Make sure to buy a microphone with a long enough cable, or add an extension cord for the microphone. You’ll need at least a 3 metres (10ft) cable to go from your chest to your camera without being in sight.

Video recording

And finally the video recording. As I suggested above, modern smartphones tend to have great cameras that can do a great job at recording your talk. Just make sure to use a stable support for the camera while recording, like a tripod.

If you manage, do the recording in one go. But you can also do it in separate chunks with a few tricks. Make sure to split the talk in places where you would change the shot from medium to close-up or viceversa. Also, make sure your position, clothes, hair, remain exactly the same. Be particularly careful with lighting and exposure. Keep exactly the same lighting between shots - which might be a challenge if you use natural light - and make sure the camera uses exactly the same exposure parameters. This is particularly insidious with smartphones and cameras set to automatic exposure. Experiment on that to avoid disappointment.


Another important part to produce a good video sample of your talk is editing. You should use a simple video editor which allows

  1. to slice your talk in chunks and
  2. to zoom in on selected chunks.

If you recorded all your talk in chunks, just join them in one single video, making sure you camouflage the joints by changing shot from medium to close-up and viceversa.

If you recorded in one single take then you’ll have to clean it up.

You will first slice (or crop) the video around the parts where you mumbled, or stumbled, or had to repeat a sentence or a word. (While recording, whenever you stumble, make sure to restart from the previous sentence.) This way you can cut off the mistakes, while keeping the whole text intact.

When you get rid of a mistake, chances are that the images before and after the cut don’t match. In that case you can change the shot zoom of the part after the cut, so that the discontinuity in your position is camouflaged by the change in the shot, that is from medium shot to close-up and viceversa.


At the end of the day, it’s simple, yet it requires some attention and a few tools to make it work. Here’s a list of the recommended tools:

  1. a decent to good smartphone
  2. a tripod or other support for the smartphone
  3. a good microphone to connect to the smartphone, with a long enough cable
  4. one main light source on one side of your face
  5. a secondary light source on the other side
  6. a third light source for the background
  7. an interesting yet non-intrusive background

Setting up the whole thing for the first time might take you a good couple of hours. Plus another hour to record and another hour or two to edit. But when you find out the right setup for you, replicating it for subsequent recordings of the same talk or a new one, will become child’s play for you.

I hope that these simple(ish) instructions will help you record your talk quickly and inexpensively if you want to have an idea of how your talk will look like and share it with friends and colleagues for comments before delivering it on stage.

Keep doing your incredible work as Changemakers and Impact Leaders. Talk for Impact, and move audiences to action!

In a future post we will explore a few alternatives to record your video with two cameras from two different angles.
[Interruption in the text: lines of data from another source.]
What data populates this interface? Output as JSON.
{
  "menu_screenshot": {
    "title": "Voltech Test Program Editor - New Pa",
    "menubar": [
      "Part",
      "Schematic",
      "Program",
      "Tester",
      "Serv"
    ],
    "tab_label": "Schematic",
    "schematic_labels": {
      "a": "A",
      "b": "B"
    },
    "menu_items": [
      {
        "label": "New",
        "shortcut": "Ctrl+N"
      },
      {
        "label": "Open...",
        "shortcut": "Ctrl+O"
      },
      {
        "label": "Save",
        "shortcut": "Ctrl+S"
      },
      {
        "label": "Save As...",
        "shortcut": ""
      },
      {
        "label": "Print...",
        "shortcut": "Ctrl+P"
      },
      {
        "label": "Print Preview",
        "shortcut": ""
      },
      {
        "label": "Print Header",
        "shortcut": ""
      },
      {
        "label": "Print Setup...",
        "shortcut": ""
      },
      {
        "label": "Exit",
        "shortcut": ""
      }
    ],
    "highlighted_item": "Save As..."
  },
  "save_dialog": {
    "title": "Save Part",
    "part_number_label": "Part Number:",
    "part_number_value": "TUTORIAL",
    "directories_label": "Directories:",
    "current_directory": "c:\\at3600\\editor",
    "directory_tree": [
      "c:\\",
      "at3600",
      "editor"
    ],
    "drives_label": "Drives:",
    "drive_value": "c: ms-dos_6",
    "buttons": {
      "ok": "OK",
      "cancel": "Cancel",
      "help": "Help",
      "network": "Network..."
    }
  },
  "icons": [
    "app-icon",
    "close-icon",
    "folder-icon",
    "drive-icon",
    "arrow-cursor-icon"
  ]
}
A few of my speakers did it and the results were great!

That’s all for now, thank you for reading.

Talk for Impact is a platform for Impact Leaders and Changemakers, with a newsletter packed full of suggestions and other resources on how to deliver great talks that move audiences to action. You can share and subscribe to the newsletter and podcast below. And if you feel ready to work one-to-one with me reach out for a 20' discovery chat with me (in English, Spanish or Italian.)
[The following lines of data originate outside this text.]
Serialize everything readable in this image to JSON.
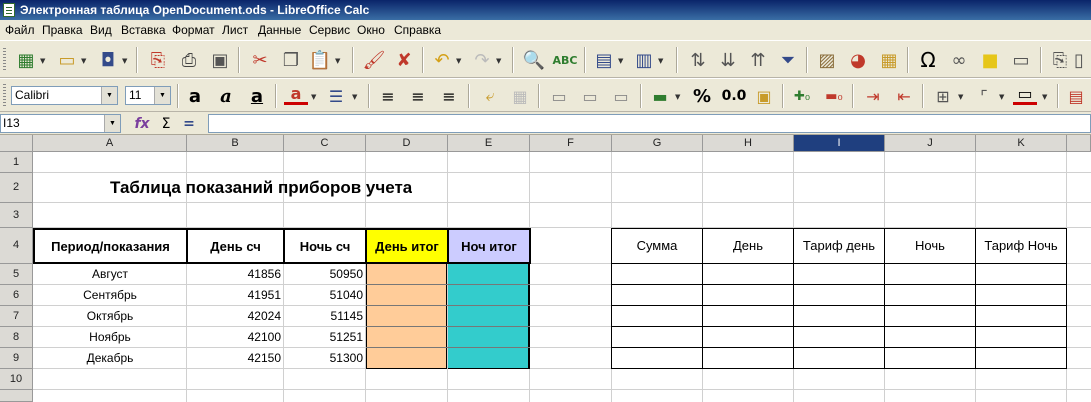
{
  "window": {
    "title": "Электронная таблица OpenDocument.ods - LibreOffice Calc"
  },
  "menu": [
    "Файл",
    "Правка",
    "Вид",
    "Вставка",
    "Формат",
    "Лист",
    "Данные",
    "Сервис",
    "Окно",
    "Справка"
  ],
  "toolbar": {
    "font_name": "Calibri",
    "font_size": "11",
    "percent_icon": "%",
    "decimal_icon": "0.0"
  },
  "formula_bar": {
    "name_box": "I13",
    "formula": ""
  },
  "columns": [
    "A",
    "B",
    "C",
    "D",
    "E",
    "F",
    "G",
    "H",
    "I",
    "J",
    "K"
  ],
  "selected_column": "I",
  "rows": [
    "1",
    "2",
    "3",
    "4",
    "5",
    "6",
    "7",
    "8",
    "9",
    "10"
  ],
  "sheet": {
    "title": "Таблица показаний приборов учета",
    "headers": [
      "Период/показания",
      "День сч",
      "Ночь сч",
      "День итог",
      "Ноч итог"
    ],
    "data": [
      {
        "period": "Август",
        "day": "41856",
        "night": "50950"
      },
      {
        "period": "Сентябрь",
        "day": "41951",
        "night": "51040"
      },
      {
        "period": "Октябрь",
        "day": "42024",
        "night": "51145"
      },
      {
        "period": "Ноябрь",
        "day": "42100",
        "night": "51251"
      },
      {
        "period": "Декабрь",
        "day": "42150",
        "night": "51300"
      }
    ],
    "right_headers": [
      "Сумма",
      "День",
      "Тариф день",
      "Ночь",
      "Тариф Ночь"
    ]
  },
  "colors": {
    "day_total_header": "#ffff00",
    "night_total_header": "#ccccff",
    "day_total_fill": "#ffcc99",
    "night_total_fill": "#33cccc",
    "selected_header": "#1f3f7f"
  },
  "icons": [
    "new-icon",
    "open-icon",
    "save-icon",
    "pdf-icon",
    "print-icon",
    "preview-icon",
    "cut-icon",
    "copy-icon",
    "paste-icon",
    "clone-icon",
    "clear-format-icon",
    "undo-icon",
    "redo-icon",
    "find-icon",
    "spellcheck-icon",
    "rows-icon",
    "columns-icon",
    "sort-icon",
    "sort-asc-icon",
    "sort-desc-icon",
    "filter-icon",
    "image-icon",
    "chart-icon",
    "pivot-icon",
    "special-char-icon",
    "hyperlink-icon",
    "comment-icon",
    "header-footer-icon",
    "freeze-icon",
    "split-icon",
    "bold-icon",
    "italic-icon",
    "underline-icon",
    "font-color-icon",
    "highlight-icon",
    "align-left-icon",
    "align-center-icon",
    "align-right-icon",
    "wrap-icon",
    "merge-icon",
    "align-top-icon",
    "align-middle-icon",
    "align-bottom-icon",
    "currency-icon",
    "percent-icon",
    "decimal-icon",
    "date-icon",
    "add-decimal-icon",
    "remove-decimal-icon",
    "indent-increase-icon",
    "indent-decrease-icon",
    "borders-icon",
    "border-style-icon",
    "border-color-icon",
    "conditional-icon",
    "function-wizard-icon",
    "sum-icon",
    "formula-icon"
  ]
}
Talk for Impact is a platform for Impact Leaders and Changemakers, with a newsletter packed full of suggestions and other resources on how to deliver great talks that move audiences to action.
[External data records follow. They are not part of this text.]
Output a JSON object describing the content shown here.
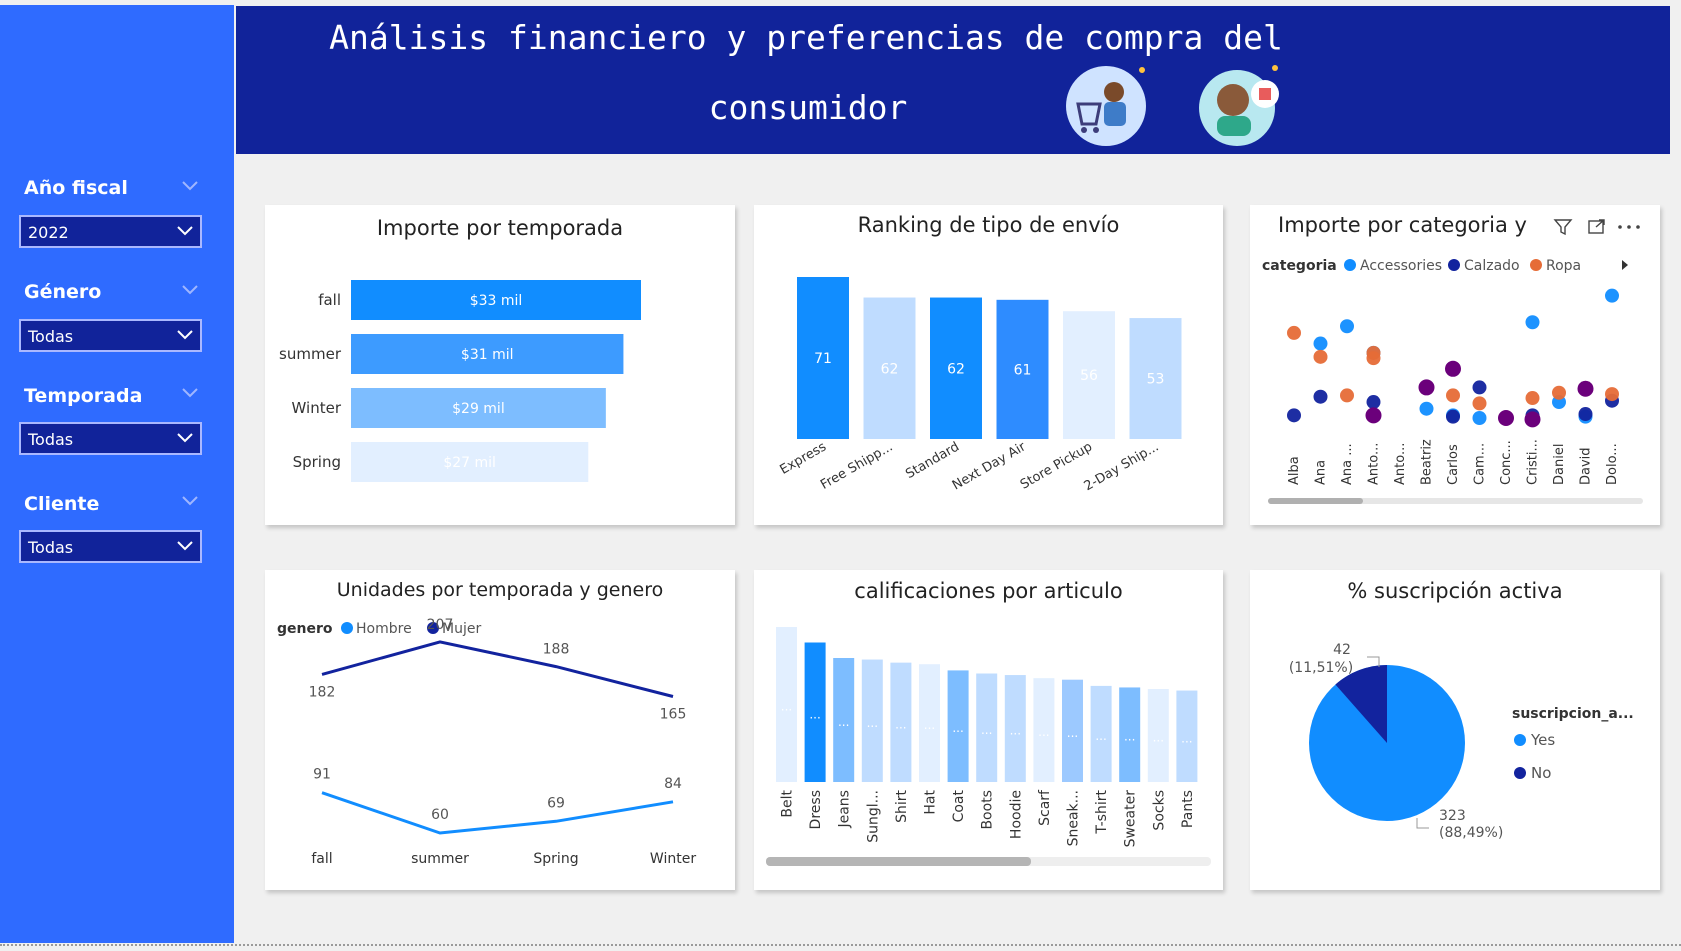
{
  "header": {
    "title_line1": "Análisis financiero y preferencias de compra del",
    "title_line2": "consumidor"
  },
  "sidebar": {
    "slicers": [
      {
        "label": "Año fiscal",
        "value": "2022"
      },
      {
        "label": "Género",
        "value": "Todas"
      },
      {
        "label": "Temporada",
        "value": "Todas"
      },
      {
        "label": "Cliente",
        "value": "Todas"
      }
    ]
  },
  "charts": {
    "importe_temporada": {
      "title": "Importe por temporada"
    },
    "envio": {
      "title": "Ranking de tipo de envío"
    },
    "categoria": {
      "title": "Importe por categoria y",
      "legend_title": "categoria",
      "legend": [
        "Accessories",
        "Calzado",
        "Ropa"
      ]
    },
    "unidades": {
      "title": "Unidades por temporada y genero",
      "legend_title": "genero",
      "legend": [
        "Hombre",
        "Mujer"
      ]
    },
    "calificaciones": {
      "title": "calificaciones por articulo"
    },
    "suscripcion": {
      "title": "% suscripción activa",
      "legend_title": "suscripcion_a...",
      "legend": [
        "Yes",
        "No"
      ]
    }
  },
  "chart_data": [
    {
      "type": "bar",
      "orientation": "horizontal",
      "title": "Importe por temporada",
      "categories": [
        "fall",
        "summer",
        "Winter",
        "Spring"
      ],
      "values": [
        33,
        31,
        29,
        27
      ],
      "labels": [
        "$33 mil",
        "$31 mil",
        "$29 mil",
        "$27 mil"
      ],
      "colors": [
        "#118dff",
        "#3d9bff",
        "#7dbdff",
        "#e2efff"
      ]
    },
    {
      "type": "bar",
      "title": "Ranking de tipo de envío",
      "categories": [
        "Express",
        "Free Shipp...",
        "Standard",
        "Next Day Air",
        "Store Pickup",
        "2-Day Ship..."
      ],
      "values": [
        71,
        62,
        62,
        61,
        56,
        53
      ],
      "colors": [
        "#118dff",
        "#bfdcff",
        "#118dff",
        "#2e8cff",
        "#e2efff",
        "#bfdcff"
      ]
    },
    {
      "type": "scatter",
      "title": "Importe por categoria y",
      "categories": [
        "Alba",
        "Ana",
        "Ana ...",
        "Anto...",
        "Anto...",
        "Beatriz",
        "Carlos",
        "Cam...",
        "Conc...",
        "Cristi...",
        "Daniel",
        "David",
        "Dolo..."
      ],
      "series": [
        {
          "name": "Accessories",
          "color": "#118dff",
          "points": [
            {
              "x": "Ana",
              "y": 59
            },
            {
              "x": "Ana ...",
              "y": 72
            },
            {
              "x": "Anto...",
              "y": 52
            },
            {
              "x": "Beatriz",
              "y": 10
            },
            {
              "x": "Carlos",
              "y": 5
            },
            {
              "x": "Cam...",
              "y": 3
            },
            {
              "x": "Cristi...",
              "y": 75
            },
            {
              "x": "Daniel",
              "y": 15
            },
            {
              "x": "David",
              "y": 4
            },
            {
              "x": "Dolo...",
              "y": 95
            }
          ]
        },
        {
          "name": "Calzado",
          "color": "#12239e",
          "points": [
            {
              "x": "Alba",
              "y": 5
            },
            {
              "x": "Ana",
              "y": 19
            },
            {
              "x": "Anto...",
              "y": 15
            },
            {
              "x": "Carlos",
              "y": 4
            },
            {
              "x": "Cam...",
              "y": 26
            },
            {
              "x": "Cristi...",
              "y": 5
            },
            {
              "x": "David",
              "y": 6
            },
            {
              "x": "Dolo...",
              "y": 16
            }
          ]
        },
        {
          "name": "Ropa",
          "color": "#e66c37",
          "points": [
            {
              "x": "Alba",
              "y": 67
            },
            {
              "x": "Ana",
              "y": 49
            },
            {
              "x": "Ana ...",
              "y": 20
            },
            {
              "x": "Anto...",
              "y": 52
            },
            {
              "x": "Anto...",
              "y": 48
            },
            {
              "x": "Carlos",
              "y": 20
            },
            {
              "x": "Cam...",
              "y": 14
            },
            {
              "x": "Cristi...",
              "y": 18
            },
            {
              "x": "Daniel",
              "y": 22
            },
            {
              "x": "Dolo...",
              "y": 21
            }
          ]
        }
      ],
      "extra_markers": [
        {
          "x": "Beatriz",
          "y": 26,
          "color": "#6b007b"
        },
        {
          "x": "Carlos",
          "y": 40,
          "color": "#6b007b"
        },
        {
          "x": "Anto...",
          "y": 5,
          "color": "#6b007b"
        },
        {
          "x": "Conc...",
          "y": 3,
          "color": "#6b007b"
        },
        {
          "x": "Cristi...",
          "y": 2,
          "color": "#6b007b"
        },
        {
          "x": "David",
          "y": 25,
          "color": "#6b007b"
        }
      ]
    },
    {
      "type": "line",
      "title": "Unidades por temporada y genero",
      "categories": [
        "fall",
        "summer",
        "Spring",
        "Winter"
      ],
      "series": [
        {
          "name": "Hombre",
          "values": [
            91,
            60,
            69,
            84
          ],
          "color": "#118dff"
        },
        {
          "name": "Mujer",
          "values": [
            182,
            207,
            188,
            165
          ],
          "color": "#12239e"
        }
      ]
    },
    {
      "type": "bar",
      "title": "calificaciones por articulo",
      "categories": [
        "Belt",
        "Dress",
        "Jeans",
        "Sungl...",
        "Shirt",
        "Hat",
        "Coat",
        "Boots",
        "Hoodie",
        "Scarf",
        "Sneak...",
        "T-shirt",
        "Sweater",
        "Socks",
        "Pants"
      ],
      "values": [
        100,
        90,
        80,
        79,
        77,
        76,
        72,
        70,
        69,
        67,
        66,
        62,
        61,
        60,
        59
      ],
      "data_label": "...",
      "colors": [
        "#e2efff",
        "#118dff",
        "#7dbdff",
        "#bfdcff",
        "#bfdcff",
        "#e2efff",
        "#7dbdff",
        "#bfdcff",
        "#bfdcff",
        "#e2efff",
        "#9cc9ff",
        "#bfdcff",
        "#7dbdff",
        "#e2efff",
        "#bfdcff"
      ]
    },
    {
      "type": "pie",
      "title": "% suscripción activa",
      "slices": [
        {
          "label": "Yes",
          "value": 323,
          "pct": "(88,49%)",
          "color": "#118dff"
        },
        {
          "label": "No",
          "value": 42,
          "pct": "(11,51%)",
          "color": "#12239e"
        }
      ]
    }
  ]
}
And if you feel ready to work one-to-one with me reach out for a 20' discovery chat with me (in English, Spanish or Italian.)